======== The records ========
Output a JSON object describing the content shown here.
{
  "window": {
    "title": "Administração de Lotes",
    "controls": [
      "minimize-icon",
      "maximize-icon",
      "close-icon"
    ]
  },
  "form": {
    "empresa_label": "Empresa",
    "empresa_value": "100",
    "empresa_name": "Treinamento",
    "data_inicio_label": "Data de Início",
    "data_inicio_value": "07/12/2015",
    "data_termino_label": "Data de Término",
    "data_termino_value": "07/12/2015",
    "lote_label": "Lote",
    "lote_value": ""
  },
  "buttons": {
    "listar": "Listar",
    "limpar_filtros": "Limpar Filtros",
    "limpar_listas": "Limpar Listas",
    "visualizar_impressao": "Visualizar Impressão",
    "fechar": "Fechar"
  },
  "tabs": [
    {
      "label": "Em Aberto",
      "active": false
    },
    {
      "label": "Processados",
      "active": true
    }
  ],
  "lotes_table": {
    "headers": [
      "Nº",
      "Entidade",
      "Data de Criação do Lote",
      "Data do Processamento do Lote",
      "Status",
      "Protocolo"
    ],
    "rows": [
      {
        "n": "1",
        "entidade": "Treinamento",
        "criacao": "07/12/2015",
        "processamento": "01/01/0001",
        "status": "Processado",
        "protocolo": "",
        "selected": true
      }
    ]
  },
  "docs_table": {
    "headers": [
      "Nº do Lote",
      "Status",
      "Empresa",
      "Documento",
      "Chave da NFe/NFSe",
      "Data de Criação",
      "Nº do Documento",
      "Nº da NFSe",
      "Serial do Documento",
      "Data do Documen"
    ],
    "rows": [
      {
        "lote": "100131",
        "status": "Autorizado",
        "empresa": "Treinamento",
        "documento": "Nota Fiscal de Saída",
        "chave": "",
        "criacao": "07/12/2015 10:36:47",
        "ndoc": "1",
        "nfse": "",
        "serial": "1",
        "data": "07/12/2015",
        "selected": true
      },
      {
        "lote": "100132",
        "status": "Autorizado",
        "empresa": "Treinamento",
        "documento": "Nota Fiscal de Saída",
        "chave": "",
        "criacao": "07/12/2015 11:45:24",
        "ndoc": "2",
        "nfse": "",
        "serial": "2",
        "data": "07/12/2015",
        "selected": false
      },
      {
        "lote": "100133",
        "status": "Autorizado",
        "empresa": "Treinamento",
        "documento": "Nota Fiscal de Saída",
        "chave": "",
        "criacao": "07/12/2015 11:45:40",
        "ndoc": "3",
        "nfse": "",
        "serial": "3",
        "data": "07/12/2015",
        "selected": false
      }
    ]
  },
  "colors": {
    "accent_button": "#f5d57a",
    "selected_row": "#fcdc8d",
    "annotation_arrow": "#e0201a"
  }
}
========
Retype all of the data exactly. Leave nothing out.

Output a JSON object describing the content shown here.
{
  "window": {
    "title": "Administração de Lotes",
    "controls": [
      "minimize-icon",
      "maximize-icon",
      "close-icon"
    ]
  },
  "form": {
    "empresa_label": "Empresa",
    "empresa_value": "100",
    "empresa_name": "Treinamento",
    "data_inicio_label": "Data de Início",
    "data_inicio_value": "07/12/2015",
    "data_termino_label": "Data de Término",
    "data_termino_value": "07/12/2015",
    "lote_label": "Lote",
    "lote_value": ""
  },
  "buttons": {
    "listar": "Listar",
    "limpar_filtros": "Limpar Filtros",
    "limpar_listas": "Limpar Listas",
    "visualizar_impressao": "Visualizar Impressão",
    "fechar": "Fechar"
  },
  "tabs": [
    {
      "label": "Em Aberto",
      "active": false
    },
    {
      "label": "Processados",
      "active": true
    }
  ],
  "lotes_table": {
    "headers": [
      "Nº",
      "Entidade",
      "Data de Criação do Lote",
      "Data do Processamento do Lote",
      "Status",
      "Protocolo"
    ],
    "rows": [
      {
        "n": "1",
        "entidade": "Treinamento",
        "criacao": "07/12/2015",
        "processamento": "01/01/0001",
        "status": "Processado",
        "protocolo": "",
        "selected": true
      }
    ]
  },
  "docs_table": {
    "headers": [
      "Nº do Lote",
      "Status",
      "Empresa",
      "Documento",
      "Chave da NFe/NFSe",
      "Data de Criação",
      "Nº do Documento",
      "Nº da NFSe",
      "Serial do Documento",
      "Data do Documen"
    ],
    "rows": [
      {
        "lote": "100131",
        "status": "Autorizado",
        "empresa": "Treinamento",
        "documento": "Nota Fiscal de Saída",
        "chave": "",
        "criacao": "07/12/2015 10:36:47",
        "ndoc": "1",
        "nfse": "",
        "serial": "1",
        "data": "07/12/2015",
        "selected": true
      },
      {
        "lote": "100132",
        "status": "Autorizado",
        "empresa": "Treinamento",
        "documento": "Nota Fiscal de Saída",
        "chave": "",
        "criacao": "07/12/2015 11:45:24",
        "ndoc": "2",
        "nfse": "",
        "serial": "2",
        "data": "07/12/2015",
        "selected": false
      },
      {
        "lote": "100133",
        "status": "Autorizado",
        "empresa": "Treinamento",
        "documento": "Nota Fiscal de Saída",
        "chave": "",
        "criacao": "07/12/2015 11:45:40",
        "ndoc": "3",
        "nfse": "",
        "serial": "3",
        "data": "07/12/2015",
        "selected": false
      }
    ]
  },
  "colors": {
    "accent_button": "#f5d57a",
    "selected_row": "#fcdc8d",
    "annotation_arrow": "#e0201a"
  }
}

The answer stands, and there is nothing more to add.